> _Records from a collection_
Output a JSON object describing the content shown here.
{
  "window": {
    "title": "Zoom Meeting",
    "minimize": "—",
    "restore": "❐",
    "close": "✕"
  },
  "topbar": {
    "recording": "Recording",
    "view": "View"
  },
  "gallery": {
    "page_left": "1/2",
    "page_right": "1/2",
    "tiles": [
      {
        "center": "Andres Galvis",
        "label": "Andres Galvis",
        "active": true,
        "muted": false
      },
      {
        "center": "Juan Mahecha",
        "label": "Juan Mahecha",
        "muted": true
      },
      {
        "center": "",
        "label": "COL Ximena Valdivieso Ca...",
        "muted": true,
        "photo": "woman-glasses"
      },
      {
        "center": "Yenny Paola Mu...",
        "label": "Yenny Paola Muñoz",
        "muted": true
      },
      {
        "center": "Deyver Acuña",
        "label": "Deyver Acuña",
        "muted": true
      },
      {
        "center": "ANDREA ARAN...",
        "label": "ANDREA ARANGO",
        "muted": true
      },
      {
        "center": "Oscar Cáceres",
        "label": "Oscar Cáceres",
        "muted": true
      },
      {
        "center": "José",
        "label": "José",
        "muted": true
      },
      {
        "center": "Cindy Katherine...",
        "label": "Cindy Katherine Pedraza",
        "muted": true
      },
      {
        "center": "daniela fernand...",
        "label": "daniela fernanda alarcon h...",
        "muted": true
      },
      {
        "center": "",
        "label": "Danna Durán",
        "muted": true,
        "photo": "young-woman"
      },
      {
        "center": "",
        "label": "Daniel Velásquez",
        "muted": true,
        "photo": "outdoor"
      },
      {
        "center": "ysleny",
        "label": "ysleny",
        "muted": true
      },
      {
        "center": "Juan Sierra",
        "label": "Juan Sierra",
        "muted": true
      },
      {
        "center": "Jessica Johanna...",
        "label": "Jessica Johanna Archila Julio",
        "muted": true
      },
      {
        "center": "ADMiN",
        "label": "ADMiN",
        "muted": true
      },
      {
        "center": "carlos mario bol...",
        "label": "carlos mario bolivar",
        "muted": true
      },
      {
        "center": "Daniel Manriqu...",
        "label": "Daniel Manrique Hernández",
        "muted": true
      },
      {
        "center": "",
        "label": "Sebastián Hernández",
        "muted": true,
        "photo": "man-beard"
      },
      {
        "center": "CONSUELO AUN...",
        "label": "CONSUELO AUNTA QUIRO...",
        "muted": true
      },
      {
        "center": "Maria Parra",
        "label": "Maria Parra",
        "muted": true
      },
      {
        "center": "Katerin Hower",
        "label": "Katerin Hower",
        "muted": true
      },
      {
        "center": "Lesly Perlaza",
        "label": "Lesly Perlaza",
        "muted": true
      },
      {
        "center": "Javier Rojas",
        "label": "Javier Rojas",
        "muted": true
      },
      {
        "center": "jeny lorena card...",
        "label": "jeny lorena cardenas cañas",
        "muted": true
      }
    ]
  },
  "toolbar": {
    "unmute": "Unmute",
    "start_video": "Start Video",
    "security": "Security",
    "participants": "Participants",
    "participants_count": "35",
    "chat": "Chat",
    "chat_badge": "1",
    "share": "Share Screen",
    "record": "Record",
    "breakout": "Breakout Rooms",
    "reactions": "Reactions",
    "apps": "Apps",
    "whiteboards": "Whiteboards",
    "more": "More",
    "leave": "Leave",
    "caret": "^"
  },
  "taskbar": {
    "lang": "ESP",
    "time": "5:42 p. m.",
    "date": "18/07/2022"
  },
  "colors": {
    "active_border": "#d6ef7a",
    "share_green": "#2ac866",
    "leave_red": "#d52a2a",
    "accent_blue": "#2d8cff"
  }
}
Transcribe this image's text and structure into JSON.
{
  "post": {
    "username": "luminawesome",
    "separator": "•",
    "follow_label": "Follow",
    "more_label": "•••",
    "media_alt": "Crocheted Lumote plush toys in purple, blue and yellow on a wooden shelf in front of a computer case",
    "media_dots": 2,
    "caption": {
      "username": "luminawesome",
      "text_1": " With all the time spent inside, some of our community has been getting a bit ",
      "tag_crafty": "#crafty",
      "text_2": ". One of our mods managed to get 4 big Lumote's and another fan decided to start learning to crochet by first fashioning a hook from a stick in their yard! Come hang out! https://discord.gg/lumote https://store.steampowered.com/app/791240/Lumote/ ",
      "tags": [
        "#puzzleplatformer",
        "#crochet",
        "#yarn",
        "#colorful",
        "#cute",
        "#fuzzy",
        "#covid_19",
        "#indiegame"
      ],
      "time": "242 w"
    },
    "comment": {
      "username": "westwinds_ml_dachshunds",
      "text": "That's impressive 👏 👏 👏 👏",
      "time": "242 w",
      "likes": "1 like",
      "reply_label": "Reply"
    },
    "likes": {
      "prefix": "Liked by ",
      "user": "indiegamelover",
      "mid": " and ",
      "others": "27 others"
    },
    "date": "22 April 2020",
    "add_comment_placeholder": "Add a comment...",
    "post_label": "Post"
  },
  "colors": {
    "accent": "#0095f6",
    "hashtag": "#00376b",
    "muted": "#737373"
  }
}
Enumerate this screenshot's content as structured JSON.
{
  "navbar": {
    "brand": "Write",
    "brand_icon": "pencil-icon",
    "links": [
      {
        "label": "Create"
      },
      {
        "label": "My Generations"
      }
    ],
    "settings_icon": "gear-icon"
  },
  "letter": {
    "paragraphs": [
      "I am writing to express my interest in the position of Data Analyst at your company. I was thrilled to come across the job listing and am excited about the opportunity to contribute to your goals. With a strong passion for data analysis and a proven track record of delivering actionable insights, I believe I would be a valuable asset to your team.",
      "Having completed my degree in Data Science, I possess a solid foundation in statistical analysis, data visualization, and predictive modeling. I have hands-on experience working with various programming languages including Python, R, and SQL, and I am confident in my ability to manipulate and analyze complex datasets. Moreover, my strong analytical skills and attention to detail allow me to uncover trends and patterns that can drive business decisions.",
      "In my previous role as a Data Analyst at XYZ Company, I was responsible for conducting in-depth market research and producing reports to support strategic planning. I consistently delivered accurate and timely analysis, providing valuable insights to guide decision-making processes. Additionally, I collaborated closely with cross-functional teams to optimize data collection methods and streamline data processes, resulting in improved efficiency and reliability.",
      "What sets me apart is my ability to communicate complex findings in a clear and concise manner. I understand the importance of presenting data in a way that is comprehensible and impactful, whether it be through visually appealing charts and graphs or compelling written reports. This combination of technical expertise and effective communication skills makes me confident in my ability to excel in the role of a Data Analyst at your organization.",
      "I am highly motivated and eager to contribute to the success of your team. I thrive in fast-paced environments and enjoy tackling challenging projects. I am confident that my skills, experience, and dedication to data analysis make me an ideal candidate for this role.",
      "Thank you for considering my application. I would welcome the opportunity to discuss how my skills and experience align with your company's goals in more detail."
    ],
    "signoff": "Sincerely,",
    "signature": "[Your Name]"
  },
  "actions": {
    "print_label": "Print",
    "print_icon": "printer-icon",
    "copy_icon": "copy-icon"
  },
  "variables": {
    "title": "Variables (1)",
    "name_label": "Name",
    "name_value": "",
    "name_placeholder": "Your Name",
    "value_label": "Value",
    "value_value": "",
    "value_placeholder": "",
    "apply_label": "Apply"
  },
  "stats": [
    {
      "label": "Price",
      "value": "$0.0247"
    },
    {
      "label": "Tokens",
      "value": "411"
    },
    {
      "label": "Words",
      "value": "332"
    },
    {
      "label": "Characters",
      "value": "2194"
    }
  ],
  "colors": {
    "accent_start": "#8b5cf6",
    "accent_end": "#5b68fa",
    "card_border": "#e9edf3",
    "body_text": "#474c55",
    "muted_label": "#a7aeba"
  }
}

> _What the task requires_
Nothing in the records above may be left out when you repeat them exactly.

> _Final answer_
Output a JSON object describing the content shown here.
{
  "window": {
    "title": "Zoom Meeting",
    "minimize": "—",
    "restore": "❐",
    "close": "✕"
  },
  "topbar": {
    "recording": "Recording",
    "view": "View"
  },
  "gallery": {
    "page_left": "1/2",
    "page_right": "1/2",
    "tiles": [
      {
        "center": "Andres Galvis",
        "label": "Andres Galvis",
        "active": true,
        "muted": false
      },
      {
        "center": "Juan Mahecha",
        "label": "Juan Mahecha",
        "muted": true
      },
      {
        "center": "",
        "label": "COL Ximena Valdivieso Ca...",
        "muted": true,
        "photo": "woman-glasses"
      },
      {
        "center": "Yenny Paola Mu...",
        "label": "Yenny Paola Muñoz",
        "muted": true
      },
      {
        "center": "Deyver Acuña",
        "label": "Deyver Acuña",
        "muted": true
      },
      {
        "center": "ANDREA ARAN...",
        "label": "ANDREA ARANGO",
        "muted": true
      },
      {
        "center": "Oscar Cáceres",
        "label": "Oscar Cáceres",
        "muted": true
      },
      {
        "center": "José",
        "label": "José",
        "muted": true
      },
      {
        "center": "Cindy Katherine...",
        "label": "Cindy Katherine Pedraza",
        "muted": true
      },
      {
        "center": "daniela fernand...",
        "label": "daniela fernanda alarcon h...",
        "muted": true
      },
      {
        "center": "",
        "label": "Danna Durán",
        "muted": true,
        "photo": "young-woman"
      },
      {
        "center": "",
        "label": "Daniel Velásquez",
        "muted": true,
        "photo": "outdoor"
      },
      {
        "center": "ysleny",
        "label": "ysleny",
        "muted": true
      },
      {
        "center": "Juan Sierra",
        "label": "Juan Sierra",
        "muted": true
      },
      {
        "center": "Jessica Johanna...",
        "label": "Jessica Johanna Archila Julio",
        "muted": true
      },
      {
        "center": "ADMiN",
        "label": "ADMiN",
        "muted": true
      },
      {
        "center": "carlos mario bol...",
        "label": "carlos mario bolivar",
        "muted": true
      },
      {
        "center": "Daniel Manriqu...",
        "label": "Daniel Manrique Hernández",
        "muted": true
      },
      {
        "center": "",
        "label": "Sebastián Hernández",
        "muted": true,
        "photo": "man-beard"
      },
      {
        "center": "CONSUELO AUN...",
        "label": "CONSUELO AUNTA QUIRO...",
        "muted": true
      },
      {
        "center": "Maria Parra",
        "label": "Maria Parra",
        "muted": true
      },
      {
        "center": "Katerin Hower",
        "label": "Katerin Hower",
        "muted": true
      },
      {
        "center": "Lesly Perlaza",
        "label": "Lesly Perlaza",
        "muted": true
      },
      {
        "center": "Javier Rojas",
        "label": "Javier Rojas",
        "muted": true
      },
      {
        "center": "jeny lorena card...",
        "label": "jeny lorena cardenas cañas",
        "muted": true
      }
    ]
  },
  "toolbar": {
    "unmute": "Unmute",
    "start_video": "Start Video",
    "security": "Security",
    "participants": "Participants",
    "participants_count": "35",
    "chat": "Chat",
    "chat_badge": "1",
    "share": "Share Screen",
    "record": "Record",
    "breakout": "Breakout Rooms",
    "reactions": "Reactions",
    "apps": "Apps",
    "whiteboards": "Whiteboards",
    "more": "More",
    "leave": "Leave",
    "caret": "^"
  },
  "taskbar": {
    "lang": "ESP",
    "time": "5:42 p. m.",
    "date": "18/07/2022"
  },
  "colors": {
    "active_border": "#d6ef7a",
    "share_green": "#2ac866",
    "leave_red": "#d52a2a",
    "accent_blue": "#2d8cff"
  }
}
Transcribe this image's text and structure into JSON.
{
  "post": {
    "username": "luminawesome",
    "separator": "•",
    "follow_label": "Follow",
    "more_label": "•••",
    "media_alt": "Crocheted Lumote plush toys in purple, blue and yellow on a wooden shelf in front of a computer case",
    "media_dots": 2,
    "caption": {
      "username": "luminawesome",
      "text_1": " With all the time spent inside, some of our community has been getting a bit ",
      "tag_crafty": "#crafty",
      "text_2": ". One of our mods managed to get 4 big Lumote's and another fan decided to start learning to crochet by first fashioning a hook from a stick in their yard! Come hang out! https://discord.gg/lumote https://store.steampowered.com/app/791240/Lumote/ ",
      "tags": [
        "#puzzleplatformer",
        "#crochet",
        "#yarn",
        "#colorful",
        "#cute",
        "#fuzzy",
        "#covid_19",
        "#indiegame"
      ],
      "time": "242 w"
    },
    "comment": {
      "username": "westwinds_ml_dachshunds",
      "text": "That's impressive 👏 👏 👏 👏",
      "time": "242 w",
      "likes": "1 like",
      "reply_label": "Reply"
    },
    "likes": {
      "prefix": "Liked by ",
      "user": "indiegamelover",
      "mid": " and ",
      "others": "27 others"
    },
    "date": "22 April 2020",
    "add_comment_placeholder": "Add a comment...",
    "post_label": "Post"
  },
  "colors": {
    "accent": "#0095f6",
    "hashtag": "#00376b",
    "muted": "#737373"
  }
}
Enumerate this screenshot's content as structured JSON.
{
  "navbar": {
    "brand": "Write",
    "brand_icon": "pencil-icon",
    "links": [
      {
        "label": "Create"
      },
      {
        "label": "My Generations"
      }
    ],
    "settings_icon": "gear-icon"
  },
  "letter": {
    "paragraphs": [
      "I am writing to express my interest in the position of Data Analyst at your company. I was thrilled to come across the job listing and am excited about the opportunity to contribute to your goals. With a strong passion for data analysis and a proven track record of delivering actionable insights, I believe I would be a valuable asset to your team.",
      "Having completed my degree in Data Science, I possess a solid foundation in statistical analysis, data visualization, and predictive modeling. I have hands-on experience working with various programming languages including Python, R, and SQL, and I am confident in my ability to manipulate and analyze complex datasets. Moreover, my strong analytical skills and attention to detail allow me to uncover trends and patterns that can drive business decisions.",
      "In my previous role as a Data Analyst at XYZ Company, I was responsible for conducting in-depth market research and producing reports to support strategic planning. I consistently delivered accurate and timely analysis, providing valuable insights to guide decision-making processes. Additionally, I collaborated closely with cross-functional teams to optimize data collection methods and streamline data processes, resulting in improved efficiency and reliability.",
      "What sets me apart is my ability to communicate complex findings in a clear and concise manner. I understand the importance of presenting data in a way that is comprehensible and impactful, whether it be through visually appealing charts and graphs or compelling written reports. This combination of technical expertise and effective communication skills makes me confident in my ability to excel in the role of a Data Analyst at your organization.",
      "I am highly motivated and eager to contribute to the success of your team. I thrive in fast-paced environments and enjoy tackling challenging projects. I am confident that my skills, experience, and dedication to data analysis make me an ideal candidate for this role.",
      "Thank you for considering my application. I would welcome the opportunity to discuss how my skills and experience align with your company's goals in more detail."
    ],
    "signoff": "Sincerely,",
    "signature": "[Your Name]"
  },
  "actions": {
    "print_label": "Print",
    "print_icon": "printer-icon",
    "copy_icon": "copy-icon"
  },
  "variables": {
    "title": "Variables (1)",
    "name_label": "Name",
    "name_value": "",
    "name_placeholder": "Your Name",
    "value_label": "Value",
    "value_value": "",
    "value_placeholder": "",
    "apply_label": "Apply"
  },
  "stats": [
    {
      "label": "Price",
      "value": "$0.0247"
    },
    {
      "label": "Tokens",
      "value": "411"
    },
    {
      "label": "Words",
      "value": "332"
    },
    {
      "label": "Characters",
      "value": "2194"
    }
  ],
  "colors": {
    "accent_start": "#8b5cf6",
    "accent_end": "#5b68fa",
    "card_border": "#e9edf3",
    "body_text": "#474c55",
    "muted_label": "#a7aeba"
  }
}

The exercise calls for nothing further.